Submitted by Salil Mehta via Staistical Ideas blog,

Our last article, Volatility-product hitmen, provoked a number of enthusiastic comments about how it should be easy to benefit from volatility exchange-traded products.  The technical lingo in the counterarguments suggest they are likely from groping investment trading individuals.  But how likely is it that these individuals are able to extract the divine trading signals, similar to what they have proposed?  To answer this, we must first create a view for what fraction of the time these traders are able to implement any such "profitable signal" from the future curve (say in the past couple of years).  Would a quarter of the time be sufficient to warrant having such a new-age, exchange traded strategy?  We'll start with this assumption, and in this article below we'll debunk the conviction of these commentators - with two charts.  Instead we show over the past 2 years that only less than 5% of users of these derivative products, such as mass-market available volatility ETFs, would have earned a skilled profit from it (as opposed to from haphazard guessing).  So at best, only 1 in 20 people.

First let's study the past two years of the VIX volatility index.  We can see from the chart on the previous blog article link above, that the VIX was in a slight uptrend.  It rose from about 14% in mid-February 2013, to about 15% in mid-February 2015.  Also see this, Eruptions in market volatility note, about changes in volatility patterns along the way.  So there should have been some opportunities for users of pro-volatility ETFs to benefit.  While in the previous article we explored both the VXX, and UVXY, we'll be generous here and only explore further the less-leveraged VXX.

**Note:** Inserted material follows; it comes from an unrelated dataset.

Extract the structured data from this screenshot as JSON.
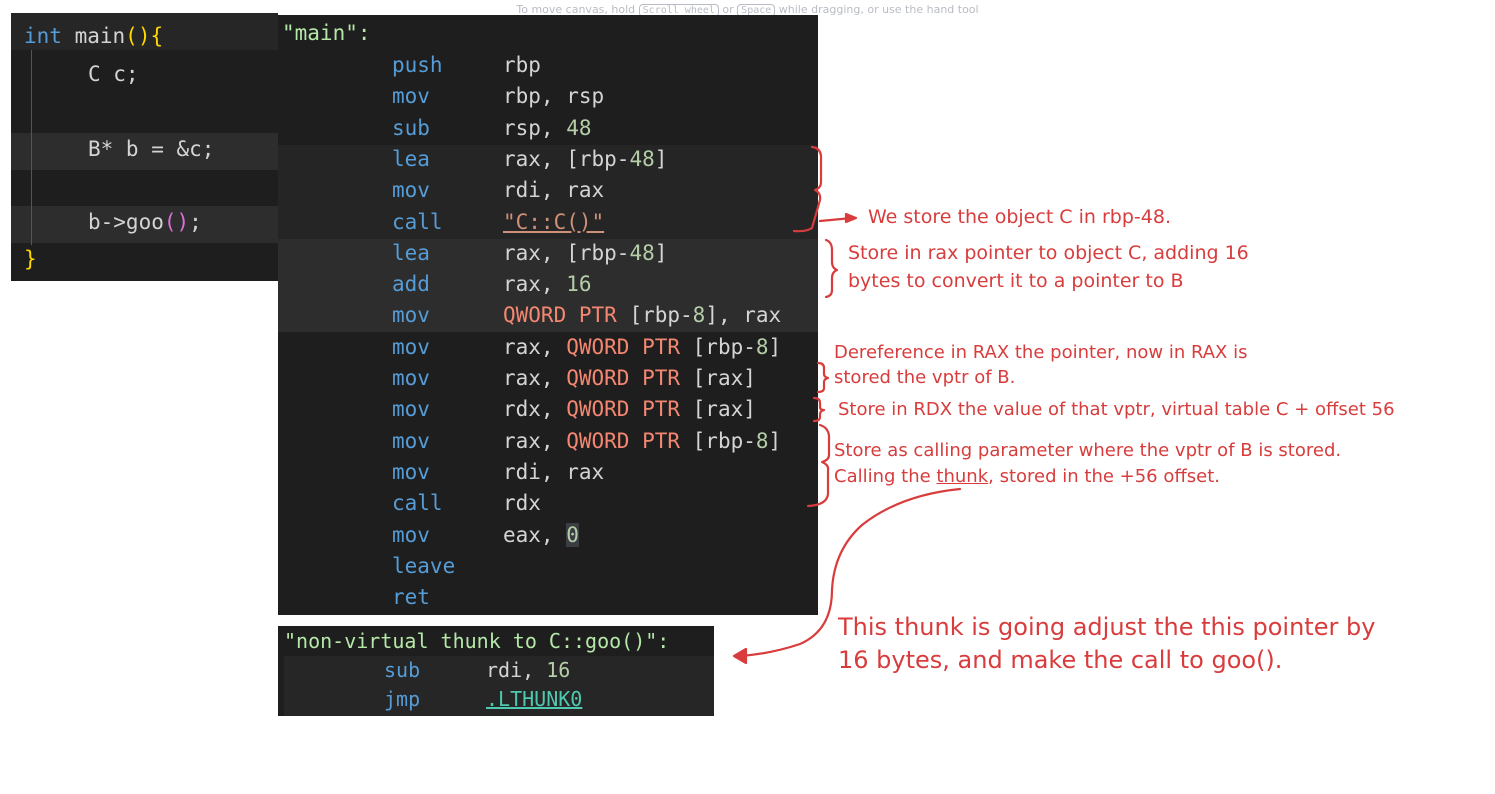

In the chart below we show the sampled distribution of 1-day returns for both the VIX, and the VXX.  See the arithmetic returns first (grey for VIX, and dotted blue for VXX).  The VXX distribution is less spread-out, and its typical value is slightly negative (each day bleeding a fraction of a percent).  Note that these are histogram frequencies with 5% units.  So "0%" represents -5%, to 0%.

Returns on 1-day VIX versus 1-day VXX

Now let's discuss the difference between the arithmetic return versus the geometric return.  Say one had a financial product that produced the following return over two days:

day 1           --> -25%
day 2           --> +25%
adding (-25% +25%) = 0% but this is misleading, since
total return --> (1-25%)*(1+25%) - 1 = (3/4)*(5/4) - 16/16 = -1/16 (or -6.3%)

What we illustrate above is the flaw with studying arithmetic returns for more than a single period.  Instead, we must use geometric returns instead for representation and convert all data to exponential form.  So day 1 would convert to ln(1-25%)=-29%, and day 2 would convert to ln(1+25%)=22%.  Now it's easy to see that -29%+22% is more closely resembles the -6% we seek.

For the chart above, for small values in a 1-day period, this difference is not noticeable with the naked eye.  But the difference become greater when there are inevitably larger market swings over time.  And another benefit from the exponential approach (as we see in the example above) is that one can more easily sum these returns over time.

So let's carry over our 1-day geometric returns for the VXX.  In the chart below we also show how the returns appear for different time frames.  Say a 5-day, 25-day, and 125-day period.  Given the lack of serial correlation in the VXX returns (Durbin-Watson statistic of 2.0), we can interpret the n-day statistics as any result of combining anyone's alleged "winning" signals together.  The results would be the same that is, for someone who had 125 single-day signals in the past two years, as it is for someone with a 5 signals to hold the VXX for 25-days each.

Returns on n-day VXX

What the results show are a few important, probability conclusions.  The first is that the amplification of the subtle decay of the VXX (between 0%-1% daily loss), even though the VIX rose over the course of the past two years.  Notice for example that the 125-day distribution is about 5 times worse than the 25-day distribution?

Next, we notice that while the 1-day returns were positive just under 50% of the time, the 5-day returns were positive about 40% of the time, the 25-day returns were positive about 35% of the time, and the 125-day returns were positive about 10% of the time.

In other words, for anyone trading the VXX on signals they see about 25% of the days (or 125-130 days every bi-annual period), it is unlikely that they would be actually generating positive returns due to either luck or skill.  The Bayesian math tools for this are shown here (and last year featured in a popular New York Times article).  So there is somewhat less than 10% chance of someone being able to claim success here in being a skilled trader.  Further, there is a high likelihood that on the "non-signal" periods that these same traders would be engaged in loss trades due to their dominating and imperfect use of the product (this would not be attributed as haphazard guessing).  From these two we have less than 5% probability of seeing a skilled user of the product profit from these ETFs.

So at best, 1 in 20 users of these modern products such as VXX product over the past two years.  And the odds worsen if we do any combination of these four things: (A) assume any futures curve trading signal is greater than 25% of the time, (B) we extend the time frame of trading beyond two years, (C) if we switch to other more levered products such as UVXY, or (D) if we inch closer to the assumption one is a typical individual and not a purported skilled trader.  Also if we assume the opposite of bullet (A) above and believe the trader is using VXX for less than 25% of their signals, then we must ask the equally damning question of whether any of this is worth anyone's time to begin with.  Going from 25% to 15% for example, would give the small fraction of skilled traders (as opposed to anyone who claims to be a trader) the return distribution between the 125-day and the 25-day.  And that's not great.